McCleary: I'm primarily focused on elecricity, energy and telecom. The areas of greatest risk are in the mobility space because a lot of people are not buying cars. When people aren't driving, charging companies also don't have revenue- though Chargepoint has diversified. And automakers are going to struggle. Already they run on a very small profit margin: you put one small [disturbance] in their system and it blows up. Now, the amount of government support and stimulus needed to maintain the restaurant industry is an order of magnitude higher than what we're looking at today. That lack of recovery affects consumer demand. And your return to normalcy in the near term is dependent on [Covid-19] test availability. Presuming a federal government doesn't exist, which in the United States it doesn't right now, you need states doing 5-10x of what the best states are doing.

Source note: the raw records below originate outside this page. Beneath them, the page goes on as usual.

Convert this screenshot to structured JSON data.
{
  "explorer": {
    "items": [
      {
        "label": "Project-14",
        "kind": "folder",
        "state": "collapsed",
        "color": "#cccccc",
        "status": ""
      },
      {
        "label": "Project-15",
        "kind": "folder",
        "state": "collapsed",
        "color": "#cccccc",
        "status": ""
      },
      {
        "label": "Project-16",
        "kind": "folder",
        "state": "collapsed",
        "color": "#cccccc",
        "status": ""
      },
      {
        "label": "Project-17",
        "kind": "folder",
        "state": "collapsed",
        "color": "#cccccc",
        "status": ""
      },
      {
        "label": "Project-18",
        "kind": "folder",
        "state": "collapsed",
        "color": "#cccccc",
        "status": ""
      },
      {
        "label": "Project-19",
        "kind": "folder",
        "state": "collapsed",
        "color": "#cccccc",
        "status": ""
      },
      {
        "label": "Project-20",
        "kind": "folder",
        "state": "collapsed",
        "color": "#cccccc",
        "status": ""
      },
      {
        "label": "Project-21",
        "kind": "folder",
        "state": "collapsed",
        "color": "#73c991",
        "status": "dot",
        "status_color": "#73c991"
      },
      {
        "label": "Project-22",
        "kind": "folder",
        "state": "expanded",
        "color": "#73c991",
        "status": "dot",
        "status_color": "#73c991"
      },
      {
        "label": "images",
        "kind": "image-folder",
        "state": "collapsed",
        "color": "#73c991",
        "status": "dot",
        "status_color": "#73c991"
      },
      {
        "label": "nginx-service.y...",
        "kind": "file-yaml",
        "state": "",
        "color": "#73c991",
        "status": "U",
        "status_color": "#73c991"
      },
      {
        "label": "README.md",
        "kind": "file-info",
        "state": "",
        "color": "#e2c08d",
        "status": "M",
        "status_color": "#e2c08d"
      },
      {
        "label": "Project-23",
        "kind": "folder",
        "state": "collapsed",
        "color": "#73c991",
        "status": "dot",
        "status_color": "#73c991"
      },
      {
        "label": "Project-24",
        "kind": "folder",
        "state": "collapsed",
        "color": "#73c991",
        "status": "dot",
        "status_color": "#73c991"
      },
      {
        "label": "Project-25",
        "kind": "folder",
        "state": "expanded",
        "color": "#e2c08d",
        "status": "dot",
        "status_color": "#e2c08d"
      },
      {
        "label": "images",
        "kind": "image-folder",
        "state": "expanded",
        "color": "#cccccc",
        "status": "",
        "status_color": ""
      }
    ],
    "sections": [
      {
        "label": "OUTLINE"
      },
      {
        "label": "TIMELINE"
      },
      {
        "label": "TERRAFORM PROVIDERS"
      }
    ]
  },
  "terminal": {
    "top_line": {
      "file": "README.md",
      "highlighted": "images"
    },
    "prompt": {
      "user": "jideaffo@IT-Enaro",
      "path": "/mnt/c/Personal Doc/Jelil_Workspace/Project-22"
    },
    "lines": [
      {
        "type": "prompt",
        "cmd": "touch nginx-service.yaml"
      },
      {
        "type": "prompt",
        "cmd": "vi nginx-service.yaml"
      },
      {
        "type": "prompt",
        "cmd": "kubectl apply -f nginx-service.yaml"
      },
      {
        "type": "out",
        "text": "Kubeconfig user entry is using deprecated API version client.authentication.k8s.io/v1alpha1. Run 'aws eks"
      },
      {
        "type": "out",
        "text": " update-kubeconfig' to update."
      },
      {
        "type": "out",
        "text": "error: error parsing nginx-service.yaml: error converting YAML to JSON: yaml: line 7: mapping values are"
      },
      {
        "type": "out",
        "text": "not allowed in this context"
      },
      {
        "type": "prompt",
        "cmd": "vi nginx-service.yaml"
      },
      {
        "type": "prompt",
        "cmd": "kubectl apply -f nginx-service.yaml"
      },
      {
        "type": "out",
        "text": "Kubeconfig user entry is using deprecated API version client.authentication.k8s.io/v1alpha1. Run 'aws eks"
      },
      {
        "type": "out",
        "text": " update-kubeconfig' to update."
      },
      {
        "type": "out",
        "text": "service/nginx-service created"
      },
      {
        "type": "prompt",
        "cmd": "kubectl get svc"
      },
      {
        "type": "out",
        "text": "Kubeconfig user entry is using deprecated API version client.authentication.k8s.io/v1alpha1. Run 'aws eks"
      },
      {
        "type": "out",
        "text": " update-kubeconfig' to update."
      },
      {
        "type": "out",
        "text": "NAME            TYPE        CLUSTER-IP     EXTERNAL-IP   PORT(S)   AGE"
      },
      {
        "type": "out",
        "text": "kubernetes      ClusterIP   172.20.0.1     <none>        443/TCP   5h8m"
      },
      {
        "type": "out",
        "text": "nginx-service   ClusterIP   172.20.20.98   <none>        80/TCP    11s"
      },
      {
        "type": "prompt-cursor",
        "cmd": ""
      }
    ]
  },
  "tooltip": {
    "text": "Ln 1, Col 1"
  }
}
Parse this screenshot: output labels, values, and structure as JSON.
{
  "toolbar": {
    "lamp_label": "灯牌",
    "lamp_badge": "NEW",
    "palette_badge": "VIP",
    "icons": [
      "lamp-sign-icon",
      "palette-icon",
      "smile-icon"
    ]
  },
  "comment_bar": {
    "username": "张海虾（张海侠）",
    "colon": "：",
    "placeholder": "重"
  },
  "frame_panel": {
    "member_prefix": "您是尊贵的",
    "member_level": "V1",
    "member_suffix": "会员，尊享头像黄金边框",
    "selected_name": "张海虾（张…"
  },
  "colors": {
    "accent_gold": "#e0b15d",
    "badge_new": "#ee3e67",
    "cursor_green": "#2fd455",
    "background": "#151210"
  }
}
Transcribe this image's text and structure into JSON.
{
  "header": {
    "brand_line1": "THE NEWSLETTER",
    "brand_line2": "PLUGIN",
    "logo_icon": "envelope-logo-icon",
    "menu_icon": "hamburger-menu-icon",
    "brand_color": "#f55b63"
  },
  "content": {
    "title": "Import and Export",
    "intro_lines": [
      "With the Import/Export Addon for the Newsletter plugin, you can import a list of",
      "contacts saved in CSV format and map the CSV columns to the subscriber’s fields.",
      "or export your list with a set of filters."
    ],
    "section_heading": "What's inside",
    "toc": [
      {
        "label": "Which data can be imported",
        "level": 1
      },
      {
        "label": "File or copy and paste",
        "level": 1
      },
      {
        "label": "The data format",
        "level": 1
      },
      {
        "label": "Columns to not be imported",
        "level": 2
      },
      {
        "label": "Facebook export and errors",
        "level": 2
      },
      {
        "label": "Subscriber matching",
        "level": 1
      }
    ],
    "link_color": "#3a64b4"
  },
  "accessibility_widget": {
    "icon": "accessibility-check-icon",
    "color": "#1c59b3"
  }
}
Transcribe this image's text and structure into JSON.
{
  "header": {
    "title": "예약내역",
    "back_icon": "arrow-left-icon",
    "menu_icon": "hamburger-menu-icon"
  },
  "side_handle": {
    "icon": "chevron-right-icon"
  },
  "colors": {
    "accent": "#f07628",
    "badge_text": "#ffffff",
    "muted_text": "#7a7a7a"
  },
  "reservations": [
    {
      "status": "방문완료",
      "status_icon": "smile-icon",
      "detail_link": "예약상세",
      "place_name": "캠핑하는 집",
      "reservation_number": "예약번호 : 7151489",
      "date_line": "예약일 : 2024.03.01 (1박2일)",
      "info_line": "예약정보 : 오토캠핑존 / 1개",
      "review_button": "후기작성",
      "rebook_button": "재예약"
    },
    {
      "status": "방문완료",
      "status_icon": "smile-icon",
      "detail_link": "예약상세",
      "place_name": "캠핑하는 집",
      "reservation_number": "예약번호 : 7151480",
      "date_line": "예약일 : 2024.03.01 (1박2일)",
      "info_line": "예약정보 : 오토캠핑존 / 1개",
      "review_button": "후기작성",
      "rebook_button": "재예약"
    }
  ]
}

CEFF: In that context, what is the long-term bull case for grid modernization anywhere?
McCleary: Grid modernization proceedings have not stopped - things that stop those are politics and commissions. Because we've crossed the threshold of cheaper renewables, there will be very good policy reasons to accelerate adoptions. It's just really hard to say no to solar at one cent per kilowatt-hour, or winter peaking wind at five cents per kilowatt hour. It's just silly. There should be large amounts of capital investment, also, in construction. Grid modernization will benefit. The challenge is that chefs and waiters will have to retrain to be utility linesmen and transmission workers. That requires the Federal government to be working, which it's not. The biggest impediment is in my view political. It's a challenge we will rise to.
CEFF: How so?
McCleary: We have gridlock because there's still delusion about normalcy being around the corner- when that delusion goes away, action will be required. The need for spend will ramp up, especially after the rollout of a vaccine.